§ Records supplied:
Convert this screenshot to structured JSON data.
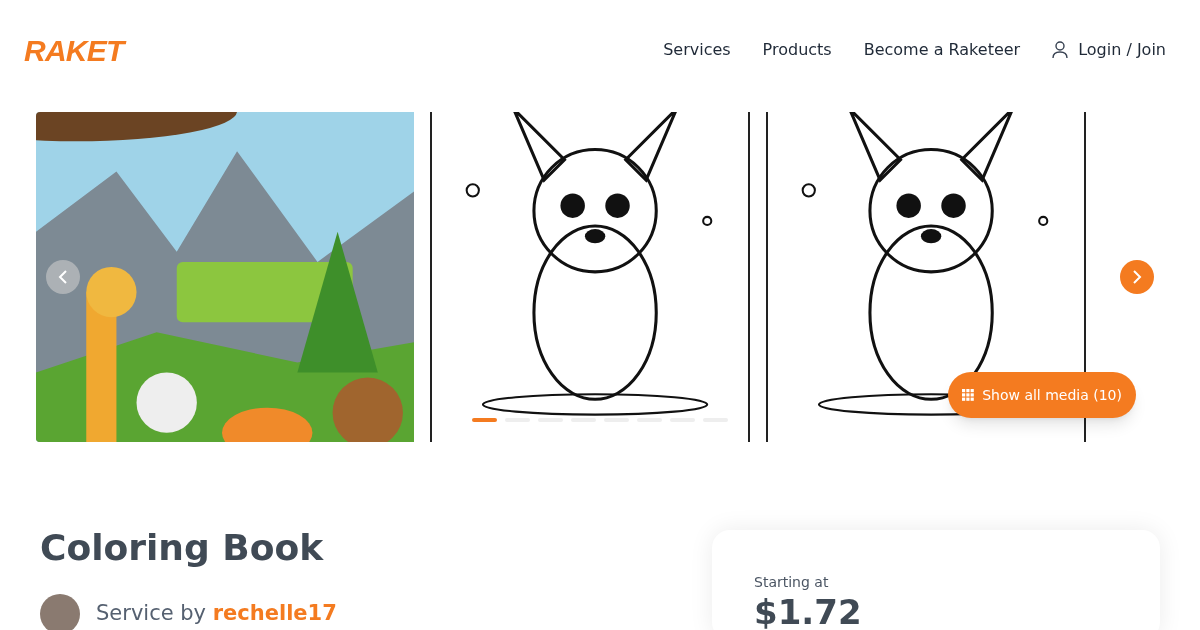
{
  "header": {
    "logo": "RAKET",
    "nav": [
      {
        "label": "Services",
        "kind": "link"
      },
      {
        "label": "Products",
        "kind": "link"
      },
      {
        "label": "Become a Raketeer",
        "kind": "link"
      },
      {
        "label": "Login / Join",
        "kind": "login"
      }
    ]
  },
  "carousel": {
    "prev": {
      "disabled": true
    },
    "next": {
      "disabled": false
    },
    "dots": [
      {
        "selected": true
      },
      {
        "selected": false
      },
      {
        "selected": false
      },
      {
        "selected": false
      },
      {
        "selected": false
      },
      {
        "selected": false
      },
      {
        "selected": false
      },
      {
        "selected": false
      }
    ],
    "show_all": "Show all media (10)"
  },
  "listing": {
    "title": "Coloring Book",
    "service_by": "Service by",
    "seller": "rechelle17"
  },
  "price": {
    "label": "Starting at",
    "value": "$1.72"
  }
}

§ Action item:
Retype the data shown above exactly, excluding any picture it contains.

§ Written answer:
Convert this screenshot to structured JSON data.
{
  "header": {
    "logo": "RAKET",
    "nav": [
      {
        "label": "Services",
        "kind": "link"
      },
      {
        "label": "Products",
        "kind": "link"
      },
      {
        "label": "Become a Raketeer",
        "kind": "link"
      },
      {
        "label": "Login / Join",
        "kind": "login"
      }
    ]
  },
  "carousel": {
    "prev": {
      "disabled": true
    },
    "next": {
      "disabled": false
    },
    "dots": [
      {
        "selected": true
      },
      {
        "selected": false
      },
      {
        "selected": false
      },
      {
        "selected": false
      },
      {
        "selected": false
      },
      {
        "selected": false
      },
      {
        "selected": false
      },
      {
        "selected": false
      }
    ],
    "show_all": "Show all media (10)"
  },
  "listing": {
    "title": "Coloring Book",
    "service_by": "Service by",
    "seller": "rechelle17"
  },
  "price": {
    "label": "Starting at",
    "value": "$1.72"
  }
}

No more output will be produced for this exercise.